The four major candidates running for Louisiana governor this year say, if elected, their administrations would be more open than Gov. Bobby Jindal’s has been.
Jindal, who can’t seek re-election because of a term limit, also campaigned on a transparency platform in 2007, but Public Service Commissioner Scott Angelle, U.S. Sen. David Vitter, Lt. Gov. Jay Dardenne, all Republicans, and Democrat state Rep. John Bel Edwards each said Thursday that they would make even bigger strides to open up records to the public and promote ethics in state government.
The gubernatorial wannabes, during a forum sponsored by the Public Affairs Research Council of Louisiana, each slammed Jindal’s use of the “deliberative process” exemption in the state’s public records law.
Shortly after Jindal was elected, he backed an overhaul of Louisiana’s public records law that redefined the Governor’s Office exemptions, shielding communication that would be considered part of the deliberative process. Loosely defined, such an exemption would include internal communications related to some decision-making that would be chilled or hurt if documents could go public. The Jindal administration has applied that to mean most documents in the Governor’s Office.

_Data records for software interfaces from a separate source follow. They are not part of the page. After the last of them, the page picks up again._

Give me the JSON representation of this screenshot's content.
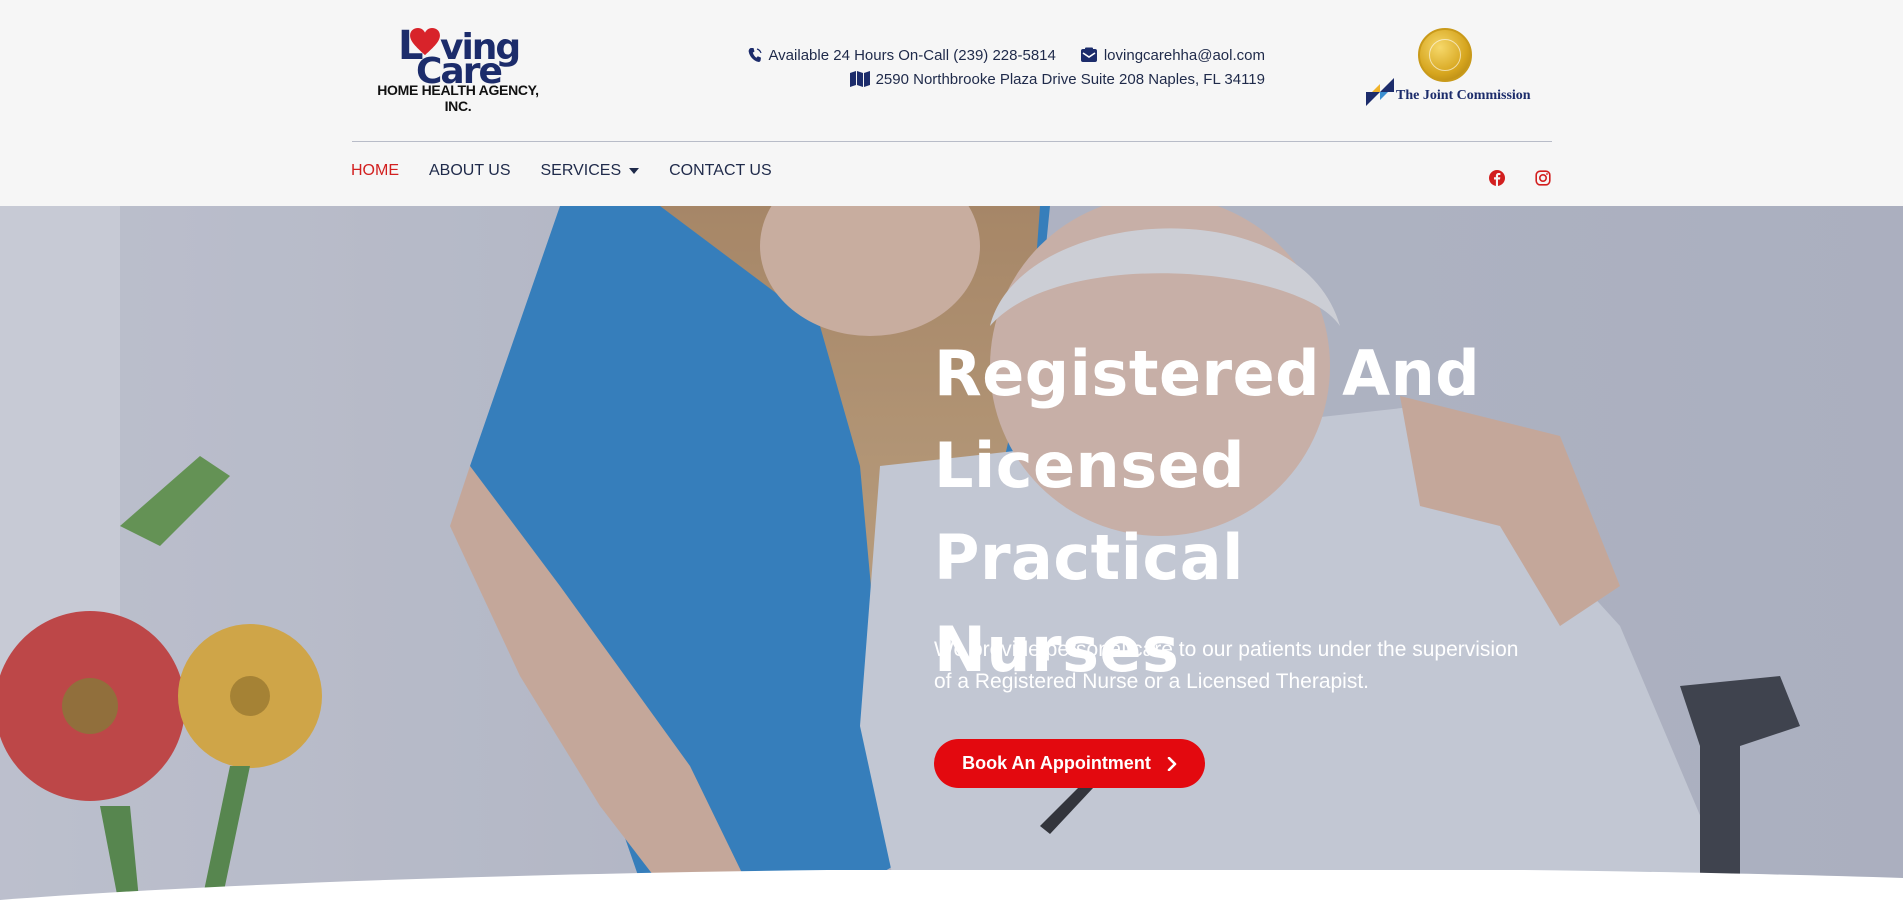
{
  "logo": {
    "letter_l": "L",
    "letters_ving": "ving",
    "word_care": "Care",
    "subtitle": "HOME HEALTH AGENCY, INC."
  },
  "contact": {
    "phone": "Available 24 Hours On-Call (239) 228-5814",
    "email": "lovingcarehha@aol.com",
    "address": "2590 Northbrooke Plaza Drive Suite 208 Naples, FL 34119"
  },
  "accreditation": {
    "name": "The Joint Commission"
  },
  "nav": {
    "items": [
      {
        "label": "HOME",
        "active": true
      },
      {
        "label": "ABOUT US",
        "active": false
      },
      {
        "label": "SERVICES",
        "active": false,
        "has_dropdown": true
      },
      {
        "label": "CONTACT US",
        "active": false
      }
    ]
  },
  "social": [
    {
      "icon": "facebook-icon"
    },
    {
      "icon": "instagram-icon"
    }
  ],
  "hero": {
    "title_line1": "Registered And",
    "title_line2": "Licensed Practical",
    "title_line3": "Nurses",
    "text_line1": "We provide personal care to our patients under the supervision",
    "text_line2": "of a Registered Nurse or a Licensed Therapist.",
    "button_label": "Book An Appointment"
  },
  "colors": {
    "brand_navy": "#1c2c6b",
    "accent_red": "#e3090f",
    "nav_active": "#d21f1f",
    "header_bg": "#f6f6f6"
  }
}
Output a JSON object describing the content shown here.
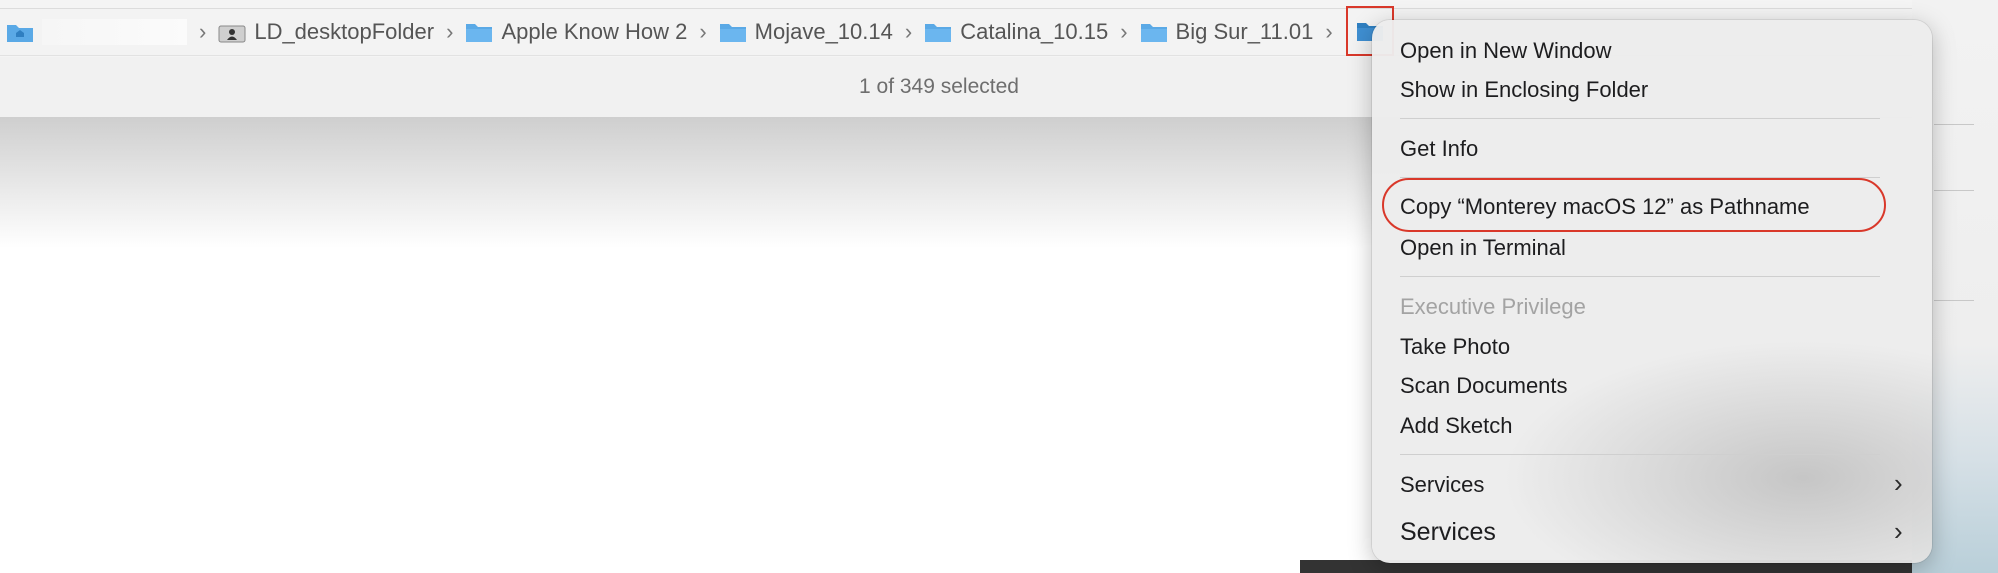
{
  "path_bar": {
    "root_name_hidden": "",
    "crumbs": [
      "LD_desktopFolder",
      "Apple Know How 2",
      "Mojave_10.14",
      "Catalina_10.15",
      "Big Sur_11.01"
    ],
    "separator": "›"
  },
  "status_bar": {
    "text": "1 of 349 selected"
  },
  "context_menu": {
    "items": [
      "Open in New Window",
      "Show in Enclosing Folder",
      "Get Info",
      "Copy “Monterey macOS 12” as Pathname",
      "Open in Terminal",
      "Executive Privilege",
      "Take Photo",
      "Scan Documents",
      "Add Sketch",
      "Services",
      "Services"
    ],
    "submenu_chevron": "›"
  },
  "colors": {
    "highlight": "#d9382a",
    "folder_blue": "#5aa9e6",
    "text": "#1d1d1f"
  },
  "icons": [
    "home-folder-icon",
    "user-folder-icon",
    "folder-icon",
    "chevron-right-icon"
  ]
}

“The only thing transparent about our governor right now is his ambition,” said Dardenne, in one of the more direct barbs at Jindal.
Edwards said he thinks Jindal’s administration has stretched the deliberative process exemption “beyond its breaking point.”
“It’s actually an abuse of power,” Edwards said.
Angelle, a Jindal appointee, said he thinks a lack of transparency in the administration has reflected badly on the state and likely kept some businesses from moving here.
“I believe it’s already cost us too much,” he said. “I think that number would surprise us.”
And Vitter, who participated via pre-taped answers because of votes in Washington, D.C., on Thursday, promised to issue an executive order on his first day in office to increase access to documents.
The PAR event was the latest in a string of gubernatorial forums in the runup to the Oct. 24 election. Both subtle and some not-so-subtle jabs at Jindal’s administration have become a recurring theme among all four candidates.
Jindal, when asked to respond to the criticism later Thursday, didn’t address the candidates’ specific claims but said his administration has followed the law. He said he doesn’t expect to endorse any candidate in the race and he thinks it will be up to the next governor to make his own case to voters and forge his own leadership path.
Louisiana law has been used to shield many documents in the Governor’s Office from disclosure, including records that can be considered part of his decision-making process, communication with his closest staff and security records. Jindal has refused to release his daily schedule and has denied requests for access to his emails.
Angelle said he would post his daily schedule online and require cabinet secretaries to do the same, if elected. “Currently, the only way you know where your governor is on a given day is if you get his press releases. I’ll change that,” he said.
Vitter pledged to hold regular open-house meetings with the public at the Governor’s Mansion.
Dardenne said he would move to make most records public, at least after decisions are made.
“Open records laws and compliance with those laws are incredibly important,” Edwards said.
Each of the candidates also had proposals for Louisiana’s ethics laws.
“The issue is enforcement,” Vitter said. “We need stronger enforcement.”
Vitter said he supports a zero-tolerance policy for ethics violations.
Angelle said he also would push for more resources for ethics investigations and particularly home in on rules for how private contracts are handed out.
“Unfortunately, our political history is stained with a culture of corruption,” he said.
Dardenne said he thinks it’s important for voters to change Louisiana’s problematic image through electing better people and not those who become “feedstock for late-night television jokes.”
And Edwards said he thinks the state should start by addressing issues of double-dipping and other ways that politicians fleece taxpayer money.
“We need to take a look at it and make sure that doesn’t continue,” he said.